Ironically, the two bigger accounts I work on at @engauge had brainstorming sessions for 2012 simultaneously this last week. It was hands down the most group brainstorming I've done in that short of a timespan since I've been working. From that I learned a ton about brainstorming. If anyone has been part of a brainstorm trying to come up with solutions from a client they are familiar with one mental roadblock: budget. It's not unique to any client, every project you work on is going to have a budget, some are just larger than others. There's also the fear of having a bad idea. Should that little flicker of an idea escape your mouth? Or should you just keep that little thought spasm to yourself?


The reality of a budget can hinder one's creative processes more than anything. You know you have a small budget to work with and therefore you keep your ideas limited. You're afraid to throw out the big, grand ideas because pursestrings will shoot those down - so why bother even letting your mind wander to those elaborate ideas? It seems like a waste of time.

I've found - sometimes the hard way - that it pays to think of and throw out anything you can. Thinking big - even outside of the budget - can help the process flow much better. After all, you're just in a brainstorming meeting and probably not an official client presentation or pitch. The team knows what resources you have to work with. Often times, throwing those big ideas out to the group will either help spark an idea from someone else. Other times, those big ideas are able to be scaled down effectively in order to fit those resource restrictions.

Fear of a Bad Idea

I'm not going to say that there's no such thing as a bad idea. There is. But it's just a matter if you follow through with those ideas or not. I've learned that I'll have concept ideas that may be way out in left field or not on target at all. Then again...maybe that idea is what we need. The only way I'll know whether or not its a good idea is to throw it out to the group. Sure, it may be seen as not the best course of action. Sure it may be a bad idea.

But it helps do one thing: it keeps the conversation going.

The trick is overcoming the fear of a bad idea. It's not an excuse to not have a brain-to-mouth filter but its overcoming the fear of having a thought spasm shot down. So what? It's a brainstorm. If you're working with a great team, they won't lash out or make fun of you for your random brainstorming thought. You'll learn nothing from keeping everything to yourself.

This blog is the same thing. Sometimes I blog about things I'm not necessarily the expert in. However, through the comments, its how I learn more.
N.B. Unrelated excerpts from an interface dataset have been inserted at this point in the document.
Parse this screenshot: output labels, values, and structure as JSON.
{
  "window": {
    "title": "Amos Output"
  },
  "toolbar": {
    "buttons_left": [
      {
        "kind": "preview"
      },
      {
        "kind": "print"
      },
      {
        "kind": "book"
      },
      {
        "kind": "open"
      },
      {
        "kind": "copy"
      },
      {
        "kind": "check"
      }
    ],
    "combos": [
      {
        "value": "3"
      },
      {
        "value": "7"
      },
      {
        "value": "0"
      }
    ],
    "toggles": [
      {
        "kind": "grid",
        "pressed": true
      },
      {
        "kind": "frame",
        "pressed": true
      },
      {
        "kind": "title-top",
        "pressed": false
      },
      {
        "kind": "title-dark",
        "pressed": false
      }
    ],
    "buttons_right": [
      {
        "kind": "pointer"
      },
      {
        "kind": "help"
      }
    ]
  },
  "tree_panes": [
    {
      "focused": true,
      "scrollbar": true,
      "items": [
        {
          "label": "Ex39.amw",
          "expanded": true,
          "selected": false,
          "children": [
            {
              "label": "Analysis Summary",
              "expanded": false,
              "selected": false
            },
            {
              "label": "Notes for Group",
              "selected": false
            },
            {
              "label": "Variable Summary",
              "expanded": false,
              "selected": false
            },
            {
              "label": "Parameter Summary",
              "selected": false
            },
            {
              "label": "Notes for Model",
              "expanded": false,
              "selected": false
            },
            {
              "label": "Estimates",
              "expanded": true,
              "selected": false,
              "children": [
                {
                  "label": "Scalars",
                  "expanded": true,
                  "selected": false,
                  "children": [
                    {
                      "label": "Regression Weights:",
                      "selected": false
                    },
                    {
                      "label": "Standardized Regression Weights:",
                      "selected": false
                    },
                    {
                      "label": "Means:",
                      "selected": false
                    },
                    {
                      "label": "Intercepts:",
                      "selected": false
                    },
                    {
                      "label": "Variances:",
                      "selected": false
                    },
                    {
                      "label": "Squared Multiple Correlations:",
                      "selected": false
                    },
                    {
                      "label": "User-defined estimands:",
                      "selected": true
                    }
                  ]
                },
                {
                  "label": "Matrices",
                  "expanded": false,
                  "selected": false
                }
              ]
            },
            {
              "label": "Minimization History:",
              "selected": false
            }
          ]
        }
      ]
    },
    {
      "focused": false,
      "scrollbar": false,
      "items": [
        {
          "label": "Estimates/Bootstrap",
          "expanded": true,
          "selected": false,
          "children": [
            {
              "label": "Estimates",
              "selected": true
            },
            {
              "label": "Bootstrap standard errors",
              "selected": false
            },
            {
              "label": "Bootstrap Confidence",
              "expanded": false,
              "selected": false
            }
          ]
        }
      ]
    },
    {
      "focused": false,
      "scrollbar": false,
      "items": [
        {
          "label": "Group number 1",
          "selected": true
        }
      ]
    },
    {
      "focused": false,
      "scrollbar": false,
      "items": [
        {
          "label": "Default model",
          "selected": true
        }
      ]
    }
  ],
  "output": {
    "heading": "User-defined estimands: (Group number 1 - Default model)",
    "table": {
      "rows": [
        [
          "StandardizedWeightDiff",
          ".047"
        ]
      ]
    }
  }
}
You don't know how good a thought could be unless you throw it out there and see what happens.

What about you all? What other brainstorming challenges do you face? How do you overcome them?